[ABOUT THIS EXERCISE]
Gather all lines in the data that hold the string "Mbps".

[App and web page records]
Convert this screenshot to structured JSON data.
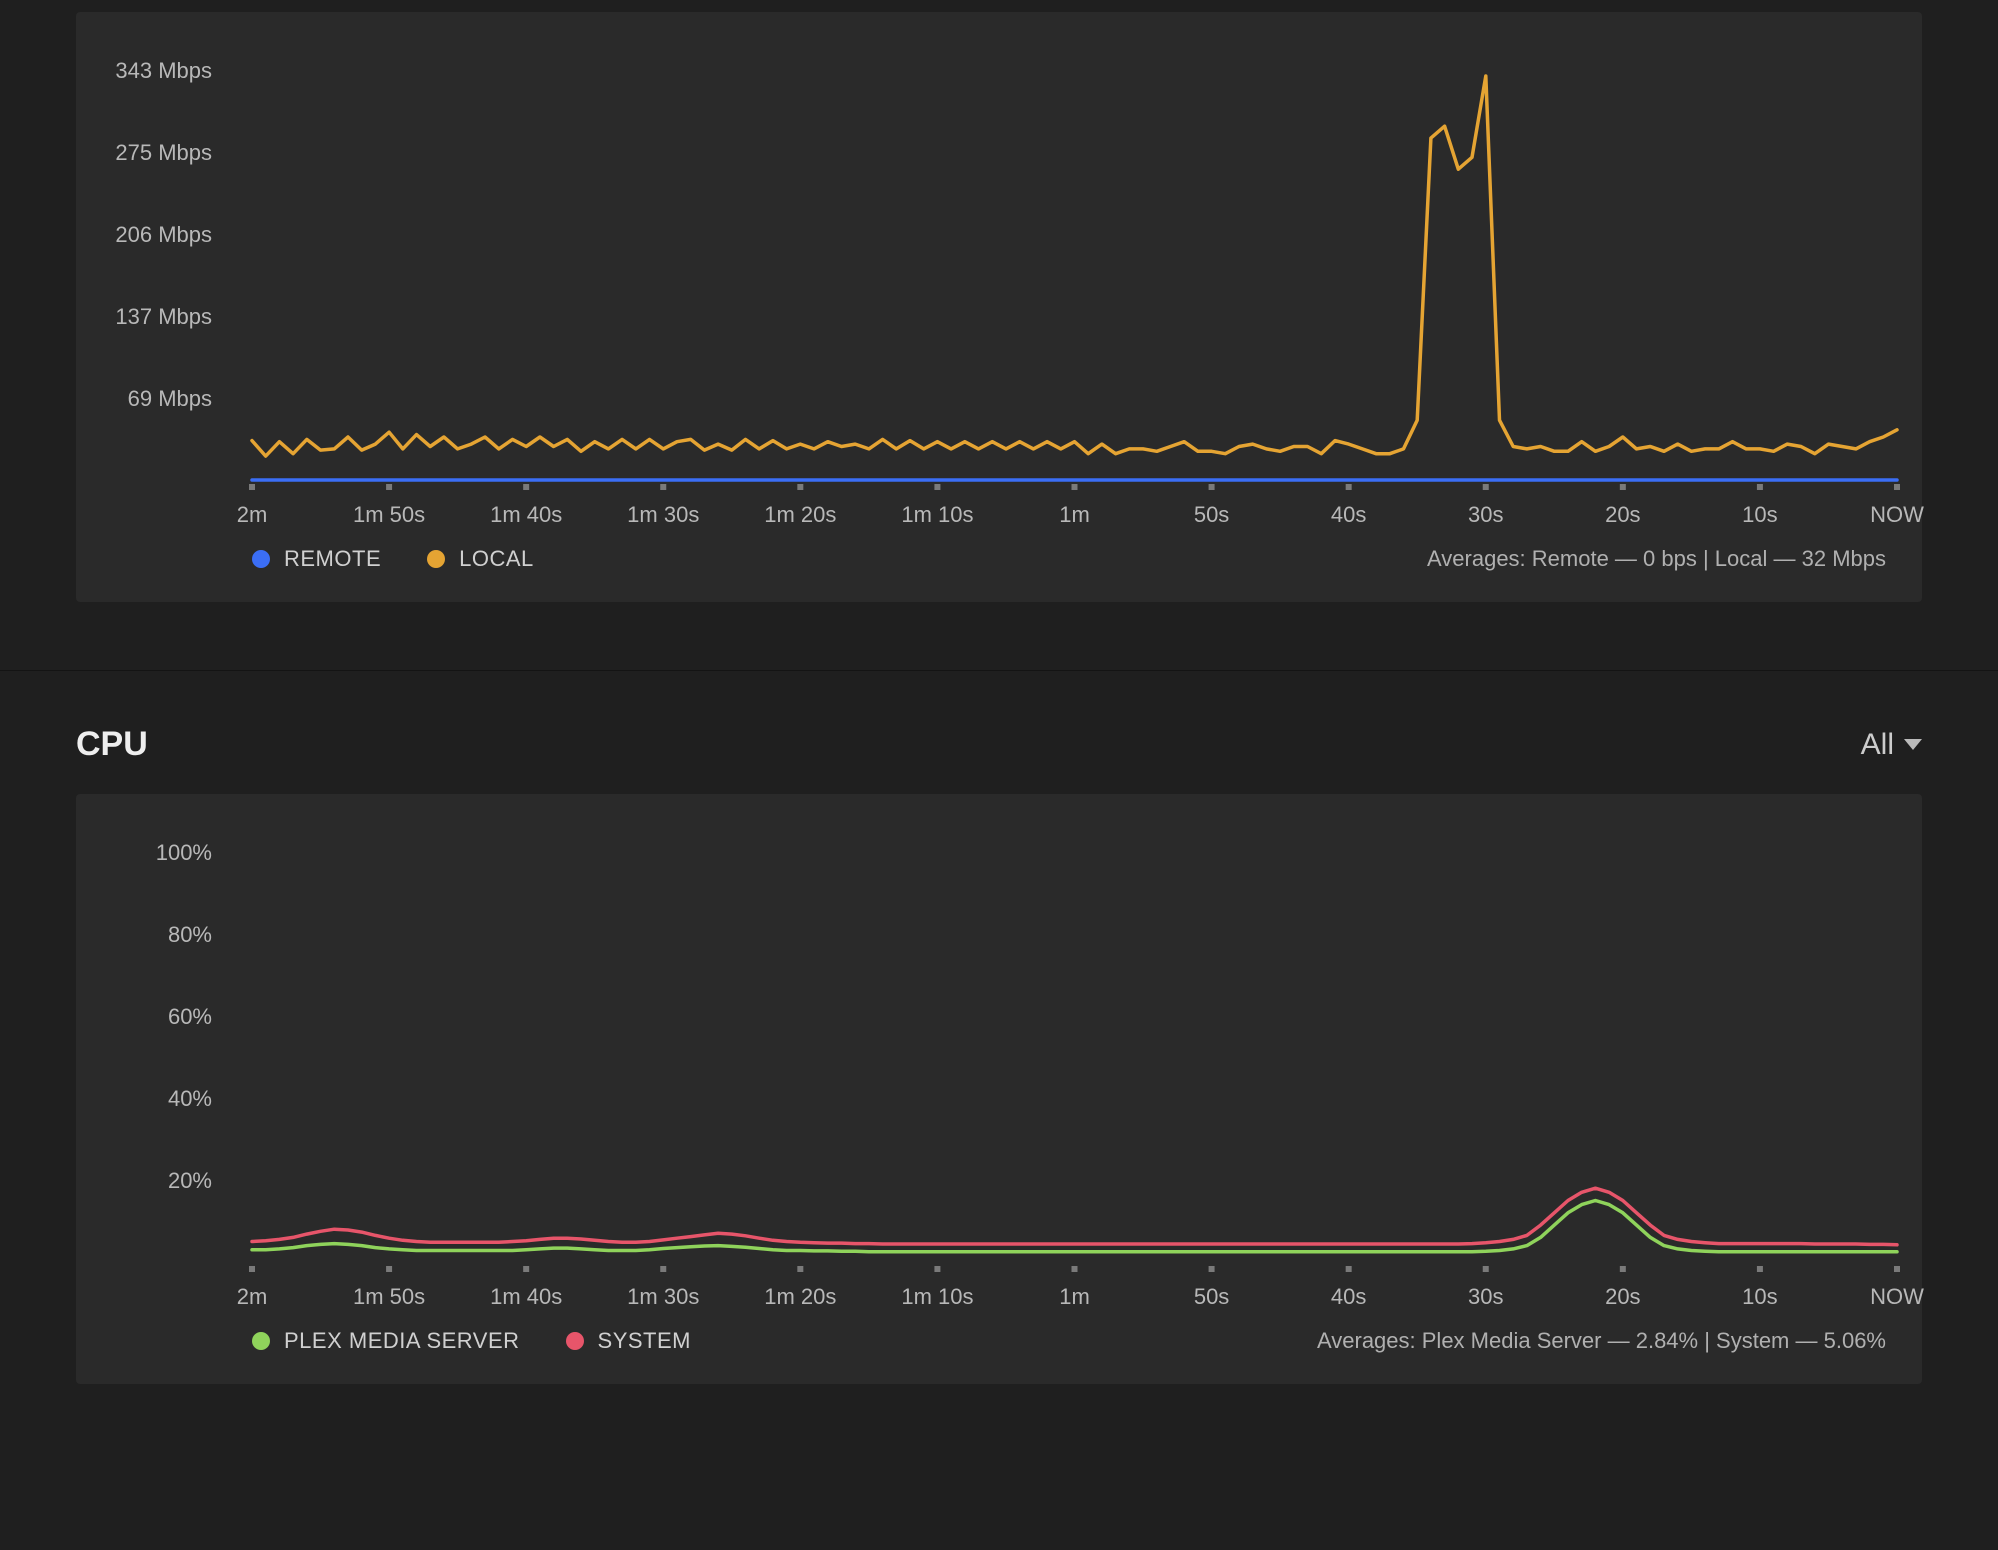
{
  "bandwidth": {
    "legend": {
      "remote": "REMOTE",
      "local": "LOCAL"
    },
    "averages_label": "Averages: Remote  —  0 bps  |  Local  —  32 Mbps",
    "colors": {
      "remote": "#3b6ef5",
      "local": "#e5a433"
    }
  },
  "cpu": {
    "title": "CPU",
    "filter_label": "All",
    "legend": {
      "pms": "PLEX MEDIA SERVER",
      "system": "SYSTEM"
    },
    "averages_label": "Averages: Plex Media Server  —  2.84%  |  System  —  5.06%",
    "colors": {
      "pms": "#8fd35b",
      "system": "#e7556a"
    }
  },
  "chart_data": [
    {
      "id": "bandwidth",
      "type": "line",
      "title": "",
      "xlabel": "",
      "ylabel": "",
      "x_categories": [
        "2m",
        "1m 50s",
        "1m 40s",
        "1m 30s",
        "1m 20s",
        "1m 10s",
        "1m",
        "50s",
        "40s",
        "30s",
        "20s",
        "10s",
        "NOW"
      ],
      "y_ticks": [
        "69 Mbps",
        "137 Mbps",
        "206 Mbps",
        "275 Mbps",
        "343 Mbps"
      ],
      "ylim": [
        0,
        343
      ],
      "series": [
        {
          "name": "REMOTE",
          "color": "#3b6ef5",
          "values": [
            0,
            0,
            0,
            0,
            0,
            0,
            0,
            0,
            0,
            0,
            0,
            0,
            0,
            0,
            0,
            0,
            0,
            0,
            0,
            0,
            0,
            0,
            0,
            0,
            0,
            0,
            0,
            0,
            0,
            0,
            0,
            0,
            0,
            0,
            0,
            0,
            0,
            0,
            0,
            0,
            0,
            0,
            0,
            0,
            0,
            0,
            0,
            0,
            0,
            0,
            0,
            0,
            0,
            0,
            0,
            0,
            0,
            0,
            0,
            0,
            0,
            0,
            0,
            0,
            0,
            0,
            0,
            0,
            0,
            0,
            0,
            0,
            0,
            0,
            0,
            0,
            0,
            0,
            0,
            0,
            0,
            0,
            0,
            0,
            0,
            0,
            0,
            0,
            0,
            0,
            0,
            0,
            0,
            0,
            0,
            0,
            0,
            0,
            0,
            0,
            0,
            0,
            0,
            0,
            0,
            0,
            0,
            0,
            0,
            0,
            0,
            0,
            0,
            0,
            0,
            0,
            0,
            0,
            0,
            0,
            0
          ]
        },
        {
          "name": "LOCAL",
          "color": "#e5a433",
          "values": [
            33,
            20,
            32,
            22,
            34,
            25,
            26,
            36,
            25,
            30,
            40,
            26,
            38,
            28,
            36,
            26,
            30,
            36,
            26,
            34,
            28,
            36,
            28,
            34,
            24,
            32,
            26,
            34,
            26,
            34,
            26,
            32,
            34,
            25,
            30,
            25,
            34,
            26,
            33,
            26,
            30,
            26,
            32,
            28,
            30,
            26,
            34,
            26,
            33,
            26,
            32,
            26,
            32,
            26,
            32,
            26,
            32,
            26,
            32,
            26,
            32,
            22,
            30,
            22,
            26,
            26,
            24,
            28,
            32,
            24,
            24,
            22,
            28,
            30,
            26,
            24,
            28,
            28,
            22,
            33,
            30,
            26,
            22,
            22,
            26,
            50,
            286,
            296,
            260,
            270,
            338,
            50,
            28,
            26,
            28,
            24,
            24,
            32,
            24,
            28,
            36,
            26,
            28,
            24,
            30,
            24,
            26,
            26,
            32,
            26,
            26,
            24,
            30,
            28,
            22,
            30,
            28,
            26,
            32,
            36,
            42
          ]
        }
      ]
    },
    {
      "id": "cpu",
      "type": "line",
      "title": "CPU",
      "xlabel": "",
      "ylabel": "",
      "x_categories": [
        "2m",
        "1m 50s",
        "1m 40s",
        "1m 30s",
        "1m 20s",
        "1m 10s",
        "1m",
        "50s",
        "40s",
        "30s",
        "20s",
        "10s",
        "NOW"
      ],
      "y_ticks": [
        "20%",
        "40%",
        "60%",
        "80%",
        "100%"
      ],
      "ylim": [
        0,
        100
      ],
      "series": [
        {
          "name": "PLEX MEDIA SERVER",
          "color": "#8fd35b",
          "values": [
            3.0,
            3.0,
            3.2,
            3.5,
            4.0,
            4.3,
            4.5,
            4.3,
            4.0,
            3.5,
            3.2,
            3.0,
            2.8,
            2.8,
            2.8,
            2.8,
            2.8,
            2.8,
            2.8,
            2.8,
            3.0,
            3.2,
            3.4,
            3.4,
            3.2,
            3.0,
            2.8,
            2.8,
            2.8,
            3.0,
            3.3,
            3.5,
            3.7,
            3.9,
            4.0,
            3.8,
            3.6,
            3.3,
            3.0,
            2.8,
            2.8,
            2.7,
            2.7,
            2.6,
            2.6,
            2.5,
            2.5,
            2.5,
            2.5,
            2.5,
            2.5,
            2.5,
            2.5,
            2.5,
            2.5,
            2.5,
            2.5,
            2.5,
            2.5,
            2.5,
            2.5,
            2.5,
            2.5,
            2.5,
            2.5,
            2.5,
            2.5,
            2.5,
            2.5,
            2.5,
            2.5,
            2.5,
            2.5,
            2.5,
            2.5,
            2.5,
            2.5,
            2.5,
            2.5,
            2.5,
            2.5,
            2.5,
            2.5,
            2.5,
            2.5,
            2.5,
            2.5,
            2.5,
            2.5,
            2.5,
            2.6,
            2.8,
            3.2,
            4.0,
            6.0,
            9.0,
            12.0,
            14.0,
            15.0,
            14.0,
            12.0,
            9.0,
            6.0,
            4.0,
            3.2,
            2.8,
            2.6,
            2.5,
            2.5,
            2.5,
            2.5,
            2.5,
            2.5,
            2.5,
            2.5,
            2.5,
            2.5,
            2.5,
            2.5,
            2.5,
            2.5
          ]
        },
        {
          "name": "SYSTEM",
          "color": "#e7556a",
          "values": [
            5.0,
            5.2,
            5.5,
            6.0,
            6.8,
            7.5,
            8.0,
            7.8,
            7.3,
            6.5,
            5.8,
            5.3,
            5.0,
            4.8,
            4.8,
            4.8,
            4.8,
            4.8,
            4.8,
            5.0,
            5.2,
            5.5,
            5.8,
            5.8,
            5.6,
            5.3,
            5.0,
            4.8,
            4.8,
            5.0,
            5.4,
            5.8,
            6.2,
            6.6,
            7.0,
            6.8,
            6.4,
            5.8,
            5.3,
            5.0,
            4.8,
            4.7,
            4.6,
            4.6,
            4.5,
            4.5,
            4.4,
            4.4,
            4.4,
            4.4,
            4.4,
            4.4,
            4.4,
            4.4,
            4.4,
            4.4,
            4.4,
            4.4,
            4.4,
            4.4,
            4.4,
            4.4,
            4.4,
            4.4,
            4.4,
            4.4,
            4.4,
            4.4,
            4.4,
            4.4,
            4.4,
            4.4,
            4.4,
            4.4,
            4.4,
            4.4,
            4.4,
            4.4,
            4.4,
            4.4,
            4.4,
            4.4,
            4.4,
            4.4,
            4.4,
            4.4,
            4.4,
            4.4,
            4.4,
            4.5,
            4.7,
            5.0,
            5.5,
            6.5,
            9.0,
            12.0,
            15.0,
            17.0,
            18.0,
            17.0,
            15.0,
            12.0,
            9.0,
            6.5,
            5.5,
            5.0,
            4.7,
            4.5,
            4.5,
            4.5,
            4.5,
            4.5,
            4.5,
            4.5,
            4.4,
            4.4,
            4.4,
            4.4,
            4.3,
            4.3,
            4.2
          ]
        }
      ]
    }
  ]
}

[TASK ANSWER]
    "averages_label": "Averages: Remote  —  0 bps  |  Local  —  32 Mbps",
        "69 Mbps",
        "137 Mbps",
        "206 Mbps",
        "275 Mbps",
        "343 Mbps"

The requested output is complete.